**Problem**: Your task is to filter the entries and copy every line containing the string "glyph".

**Material for this exercise**:
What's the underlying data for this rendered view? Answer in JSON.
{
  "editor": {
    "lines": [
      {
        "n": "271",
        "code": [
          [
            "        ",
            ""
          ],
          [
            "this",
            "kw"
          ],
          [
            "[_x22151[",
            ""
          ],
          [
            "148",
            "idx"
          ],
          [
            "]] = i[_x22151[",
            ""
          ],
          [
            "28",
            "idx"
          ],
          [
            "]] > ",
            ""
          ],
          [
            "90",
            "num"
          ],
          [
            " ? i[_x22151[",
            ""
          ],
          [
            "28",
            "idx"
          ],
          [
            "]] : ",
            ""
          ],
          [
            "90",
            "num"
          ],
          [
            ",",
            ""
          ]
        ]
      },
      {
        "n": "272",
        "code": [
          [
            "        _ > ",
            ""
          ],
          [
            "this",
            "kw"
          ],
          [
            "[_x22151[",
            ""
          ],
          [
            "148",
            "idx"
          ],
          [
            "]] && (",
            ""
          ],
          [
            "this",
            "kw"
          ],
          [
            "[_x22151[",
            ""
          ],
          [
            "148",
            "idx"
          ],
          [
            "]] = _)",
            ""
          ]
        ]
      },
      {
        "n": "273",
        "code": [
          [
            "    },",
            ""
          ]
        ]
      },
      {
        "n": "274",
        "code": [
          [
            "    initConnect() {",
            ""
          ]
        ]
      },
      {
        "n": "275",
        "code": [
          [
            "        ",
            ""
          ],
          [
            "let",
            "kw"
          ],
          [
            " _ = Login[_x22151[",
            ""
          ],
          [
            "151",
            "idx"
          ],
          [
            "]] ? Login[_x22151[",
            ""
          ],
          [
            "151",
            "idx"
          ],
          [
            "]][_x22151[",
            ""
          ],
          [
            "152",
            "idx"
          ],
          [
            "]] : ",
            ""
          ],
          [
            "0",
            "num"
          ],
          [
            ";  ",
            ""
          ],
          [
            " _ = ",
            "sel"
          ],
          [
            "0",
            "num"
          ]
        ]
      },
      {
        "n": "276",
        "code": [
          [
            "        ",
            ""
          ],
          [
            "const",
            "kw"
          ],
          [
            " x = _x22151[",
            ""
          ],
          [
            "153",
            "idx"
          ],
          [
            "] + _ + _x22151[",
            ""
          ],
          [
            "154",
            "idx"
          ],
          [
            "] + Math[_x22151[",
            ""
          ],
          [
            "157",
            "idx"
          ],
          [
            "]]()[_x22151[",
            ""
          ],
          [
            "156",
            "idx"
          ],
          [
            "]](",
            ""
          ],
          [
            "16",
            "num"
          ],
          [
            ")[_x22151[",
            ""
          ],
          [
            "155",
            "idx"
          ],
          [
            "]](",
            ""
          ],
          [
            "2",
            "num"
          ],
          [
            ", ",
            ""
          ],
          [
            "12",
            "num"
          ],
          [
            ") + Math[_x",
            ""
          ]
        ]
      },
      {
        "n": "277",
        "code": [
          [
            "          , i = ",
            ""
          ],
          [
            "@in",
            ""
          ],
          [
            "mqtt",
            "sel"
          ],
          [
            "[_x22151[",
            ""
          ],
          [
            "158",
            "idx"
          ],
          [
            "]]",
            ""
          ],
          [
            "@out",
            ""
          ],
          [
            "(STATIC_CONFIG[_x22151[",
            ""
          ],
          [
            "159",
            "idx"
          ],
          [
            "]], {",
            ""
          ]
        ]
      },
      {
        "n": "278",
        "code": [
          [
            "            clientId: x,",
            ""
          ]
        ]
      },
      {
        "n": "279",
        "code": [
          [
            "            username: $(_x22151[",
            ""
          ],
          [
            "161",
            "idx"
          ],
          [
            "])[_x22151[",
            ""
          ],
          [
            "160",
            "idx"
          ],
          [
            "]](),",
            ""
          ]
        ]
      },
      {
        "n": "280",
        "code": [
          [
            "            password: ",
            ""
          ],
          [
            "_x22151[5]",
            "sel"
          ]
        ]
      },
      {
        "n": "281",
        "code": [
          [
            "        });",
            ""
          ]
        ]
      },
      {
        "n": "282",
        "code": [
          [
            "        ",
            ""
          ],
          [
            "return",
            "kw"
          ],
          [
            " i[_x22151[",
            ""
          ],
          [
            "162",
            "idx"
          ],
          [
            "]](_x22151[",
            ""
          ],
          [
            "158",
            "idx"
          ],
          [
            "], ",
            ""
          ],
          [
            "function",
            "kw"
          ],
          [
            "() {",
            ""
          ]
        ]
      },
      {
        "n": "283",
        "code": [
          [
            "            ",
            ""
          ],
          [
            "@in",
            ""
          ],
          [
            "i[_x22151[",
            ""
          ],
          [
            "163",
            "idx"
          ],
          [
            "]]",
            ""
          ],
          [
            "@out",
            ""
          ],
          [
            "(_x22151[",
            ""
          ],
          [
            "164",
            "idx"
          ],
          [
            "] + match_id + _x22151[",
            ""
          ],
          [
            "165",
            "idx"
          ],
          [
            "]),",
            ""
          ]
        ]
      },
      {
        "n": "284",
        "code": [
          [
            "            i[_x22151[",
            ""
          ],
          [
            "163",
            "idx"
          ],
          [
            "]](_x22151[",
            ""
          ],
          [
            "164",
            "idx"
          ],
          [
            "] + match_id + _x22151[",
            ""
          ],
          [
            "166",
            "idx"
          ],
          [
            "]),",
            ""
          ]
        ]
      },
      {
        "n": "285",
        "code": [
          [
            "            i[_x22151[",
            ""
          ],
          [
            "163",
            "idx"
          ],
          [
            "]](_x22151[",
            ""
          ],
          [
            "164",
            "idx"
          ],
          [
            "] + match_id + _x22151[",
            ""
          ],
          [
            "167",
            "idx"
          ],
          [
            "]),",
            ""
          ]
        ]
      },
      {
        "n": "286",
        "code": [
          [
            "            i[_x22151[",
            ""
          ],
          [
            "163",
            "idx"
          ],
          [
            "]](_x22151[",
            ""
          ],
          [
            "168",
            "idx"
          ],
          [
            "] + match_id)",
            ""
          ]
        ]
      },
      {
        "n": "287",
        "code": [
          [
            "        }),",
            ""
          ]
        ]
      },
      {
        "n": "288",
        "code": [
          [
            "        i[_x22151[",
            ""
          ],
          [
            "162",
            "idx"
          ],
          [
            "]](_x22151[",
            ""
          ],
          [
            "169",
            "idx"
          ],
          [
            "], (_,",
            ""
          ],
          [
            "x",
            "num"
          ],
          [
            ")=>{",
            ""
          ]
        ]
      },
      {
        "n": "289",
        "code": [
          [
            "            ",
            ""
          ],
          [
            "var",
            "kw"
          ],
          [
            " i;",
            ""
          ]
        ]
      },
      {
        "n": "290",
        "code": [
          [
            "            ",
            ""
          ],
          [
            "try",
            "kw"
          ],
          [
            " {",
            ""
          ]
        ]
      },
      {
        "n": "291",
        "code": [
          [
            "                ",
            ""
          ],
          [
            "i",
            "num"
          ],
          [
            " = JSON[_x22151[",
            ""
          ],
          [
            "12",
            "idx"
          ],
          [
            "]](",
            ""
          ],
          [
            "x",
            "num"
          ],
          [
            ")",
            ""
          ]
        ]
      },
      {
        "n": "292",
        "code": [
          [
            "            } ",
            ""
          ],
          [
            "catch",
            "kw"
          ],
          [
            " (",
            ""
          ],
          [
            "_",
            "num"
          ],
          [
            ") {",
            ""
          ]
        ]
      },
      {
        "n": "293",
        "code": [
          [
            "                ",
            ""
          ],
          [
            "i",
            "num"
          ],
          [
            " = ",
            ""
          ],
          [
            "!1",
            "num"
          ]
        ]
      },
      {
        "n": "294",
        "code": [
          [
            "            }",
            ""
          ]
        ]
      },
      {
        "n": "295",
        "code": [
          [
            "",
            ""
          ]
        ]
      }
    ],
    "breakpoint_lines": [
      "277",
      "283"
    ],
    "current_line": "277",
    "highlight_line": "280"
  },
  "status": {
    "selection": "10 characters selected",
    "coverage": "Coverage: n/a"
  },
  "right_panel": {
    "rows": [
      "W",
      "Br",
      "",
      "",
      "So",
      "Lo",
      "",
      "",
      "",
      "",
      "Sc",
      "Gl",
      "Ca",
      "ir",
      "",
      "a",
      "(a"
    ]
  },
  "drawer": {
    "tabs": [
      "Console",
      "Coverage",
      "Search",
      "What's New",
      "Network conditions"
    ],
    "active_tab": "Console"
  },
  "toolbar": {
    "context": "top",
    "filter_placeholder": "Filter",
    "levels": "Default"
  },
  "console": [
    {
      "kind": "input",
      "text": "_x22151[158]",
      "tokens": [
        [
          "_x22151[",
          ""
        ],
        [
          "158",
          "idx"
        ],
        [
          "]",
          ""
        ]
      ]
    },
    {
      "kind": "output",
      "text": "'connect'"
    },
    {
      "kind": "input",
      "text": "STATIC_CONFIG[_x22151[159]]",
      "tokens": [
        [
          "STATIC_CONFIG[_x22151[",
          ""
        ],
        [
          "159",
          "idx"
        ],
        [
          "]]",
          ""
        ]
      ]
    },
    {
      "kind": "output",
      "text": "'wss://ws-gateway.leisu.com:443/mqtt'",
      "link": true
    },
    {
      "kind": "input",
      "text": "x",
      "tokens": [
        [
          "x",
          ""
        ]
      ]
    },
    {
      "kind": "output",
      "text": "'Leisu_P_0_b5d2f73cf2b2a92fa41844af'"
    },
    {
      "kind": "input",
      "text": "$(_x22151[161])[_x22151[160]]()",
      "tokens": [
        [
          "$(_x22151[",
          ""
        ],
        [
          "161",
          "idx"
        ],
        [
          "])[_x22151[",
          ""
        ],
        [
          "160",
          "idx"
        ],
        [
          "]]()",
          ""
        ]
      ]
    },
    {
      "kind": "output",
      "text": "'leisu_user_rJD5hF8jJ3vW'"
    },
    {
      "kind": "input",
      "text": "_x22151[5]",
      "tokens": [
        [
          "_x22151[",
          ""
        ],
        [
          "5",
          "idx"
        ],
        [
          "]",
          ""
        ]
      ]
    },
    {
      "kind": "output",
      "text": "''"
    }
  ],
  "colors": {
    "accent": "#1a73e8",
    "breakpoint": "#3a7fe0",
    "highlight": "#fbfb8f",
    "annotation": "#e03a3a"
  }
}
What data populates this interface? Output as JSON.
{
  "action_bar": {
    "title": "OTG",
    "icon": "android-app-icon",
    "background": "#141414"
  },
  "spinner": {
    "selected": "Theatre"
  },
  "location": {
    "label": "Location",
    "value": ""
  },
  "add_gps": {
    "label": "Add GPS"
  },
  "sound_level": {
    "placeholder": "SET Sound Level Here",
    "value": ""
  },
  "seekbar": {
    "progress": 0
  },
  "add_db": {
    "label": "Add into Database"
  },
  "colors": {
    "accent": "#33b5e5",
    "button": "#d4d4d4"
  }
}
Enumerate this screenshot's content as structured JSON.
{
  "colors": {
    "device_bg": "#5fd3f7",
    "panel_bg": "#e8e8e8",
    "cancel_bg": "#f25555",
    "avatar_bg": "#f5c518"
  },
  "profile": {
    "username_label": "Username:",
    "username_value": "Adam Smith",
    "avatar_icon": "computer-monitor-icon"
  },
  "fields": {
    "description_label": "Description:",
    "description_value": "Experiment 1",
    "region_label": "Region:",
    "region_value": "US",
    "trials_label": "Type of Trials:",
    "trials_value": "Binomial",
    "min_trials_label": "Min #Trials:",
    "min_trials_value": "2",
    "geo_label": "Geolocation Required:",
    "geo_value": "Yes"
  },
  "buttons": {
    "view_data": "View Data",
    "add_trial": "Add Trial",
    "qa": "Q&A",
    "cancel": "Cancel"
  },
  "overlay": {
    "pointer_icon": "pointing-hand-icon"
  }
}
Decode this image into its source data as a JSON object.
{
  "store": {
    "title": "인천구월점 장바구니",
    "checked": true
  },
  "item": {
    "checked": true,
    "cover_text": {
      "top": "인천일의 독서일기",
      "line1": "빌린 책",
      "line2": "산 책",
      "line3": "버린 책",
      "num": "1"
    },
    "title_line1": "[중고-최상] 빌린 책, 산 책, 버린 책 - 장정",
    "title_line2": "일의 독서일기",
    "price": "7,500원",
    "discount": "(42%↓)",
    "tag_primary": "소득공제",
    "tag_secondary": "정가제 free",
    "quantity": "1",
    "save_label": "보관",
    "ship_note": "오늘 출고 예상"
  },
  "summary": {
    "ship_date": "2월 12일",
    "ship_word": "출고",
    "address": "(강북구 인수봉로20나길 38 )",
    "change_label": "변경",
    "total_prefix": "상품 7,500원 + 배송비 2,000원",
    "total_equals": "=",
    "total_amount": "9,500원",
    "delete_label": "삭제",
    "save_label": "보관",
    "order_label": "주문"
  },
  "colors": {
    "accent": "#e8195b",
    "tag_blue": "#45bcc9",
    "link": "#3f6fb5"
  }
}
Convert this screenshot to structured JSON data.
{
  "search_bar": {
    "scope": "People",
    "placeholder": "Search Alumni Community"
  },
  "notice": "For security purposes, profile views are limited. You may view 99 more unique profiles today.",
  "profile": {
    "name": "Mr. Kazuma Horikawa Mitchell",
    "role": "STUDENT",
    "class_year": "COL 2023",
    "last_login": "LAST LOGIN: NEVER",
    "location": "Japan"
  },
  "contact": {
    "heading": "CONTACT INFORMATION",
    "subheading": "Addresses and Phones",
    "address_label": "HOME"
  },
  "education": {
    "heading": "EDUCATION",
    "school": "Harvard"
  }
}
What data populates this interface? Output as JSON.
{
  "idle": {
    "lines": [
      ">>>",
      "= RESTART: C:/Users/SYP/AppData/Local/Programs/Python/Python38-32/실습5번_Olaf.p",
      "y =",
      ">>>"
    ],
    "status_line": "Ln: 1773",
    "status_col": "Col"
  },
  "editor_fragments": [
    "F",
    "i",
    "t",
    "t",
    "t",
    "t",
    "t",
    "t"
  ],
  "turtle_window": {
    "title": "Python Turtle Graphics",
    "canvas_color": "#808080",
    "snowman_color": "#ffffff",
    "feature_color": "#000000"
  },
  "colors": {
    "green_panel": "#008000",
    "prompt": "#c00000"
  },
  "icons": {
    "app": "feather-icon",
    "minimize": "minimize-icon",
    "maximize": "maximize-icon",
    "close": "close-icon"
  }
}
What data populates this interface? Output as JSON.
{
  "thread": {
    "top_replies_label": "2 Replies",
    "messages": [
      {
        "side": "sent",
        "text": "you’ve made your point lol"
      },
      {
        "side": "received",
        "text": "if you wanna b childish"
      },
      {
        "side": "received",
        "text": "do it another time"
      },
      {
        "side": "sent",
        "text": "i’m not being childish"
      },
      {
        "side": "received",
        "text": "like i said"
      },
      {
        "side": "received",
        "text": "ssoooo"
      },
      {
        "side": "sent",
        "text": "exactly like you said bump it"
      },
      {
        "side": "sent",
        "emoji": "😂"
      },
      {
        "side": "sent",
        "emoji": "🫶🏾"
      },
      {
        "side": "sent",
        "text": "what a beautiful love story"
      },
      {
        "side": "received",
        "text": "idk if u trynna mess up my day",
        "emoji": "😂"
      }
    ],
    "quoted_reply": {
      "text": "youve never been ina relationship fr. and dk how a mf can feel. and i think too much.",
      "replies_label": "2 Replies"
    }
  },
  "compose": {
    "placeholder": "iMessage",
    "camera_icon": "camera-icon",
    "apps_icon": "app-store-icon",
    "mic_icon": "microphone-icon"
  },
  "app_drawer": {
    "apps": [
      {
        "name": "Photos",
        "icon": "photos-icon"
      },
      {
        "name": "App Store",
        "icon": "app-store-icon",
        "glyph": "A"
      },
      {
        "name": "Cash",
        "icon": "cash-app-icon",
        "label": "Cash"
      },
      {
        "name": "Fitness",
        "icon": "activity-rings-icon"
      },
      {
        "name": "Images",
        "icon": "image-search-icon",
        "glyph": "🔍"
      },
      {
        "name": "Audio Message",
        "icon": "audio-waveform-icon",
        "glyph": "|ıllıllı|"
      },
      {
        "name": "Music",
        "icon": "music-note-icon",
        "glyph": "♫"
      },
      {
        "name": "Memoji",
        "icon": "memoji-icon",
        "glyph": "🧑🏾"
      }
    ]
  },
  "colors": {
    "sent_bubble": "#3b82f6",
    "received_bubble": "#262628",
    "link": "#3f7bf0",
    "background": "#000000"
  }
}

**Answer to this task**:
        "glyph": "A"
        "glyph": "🔍"
        "glyph": "|ıllıllı|"
        "glyph": "♫"
        "glyph": "🧑🏾"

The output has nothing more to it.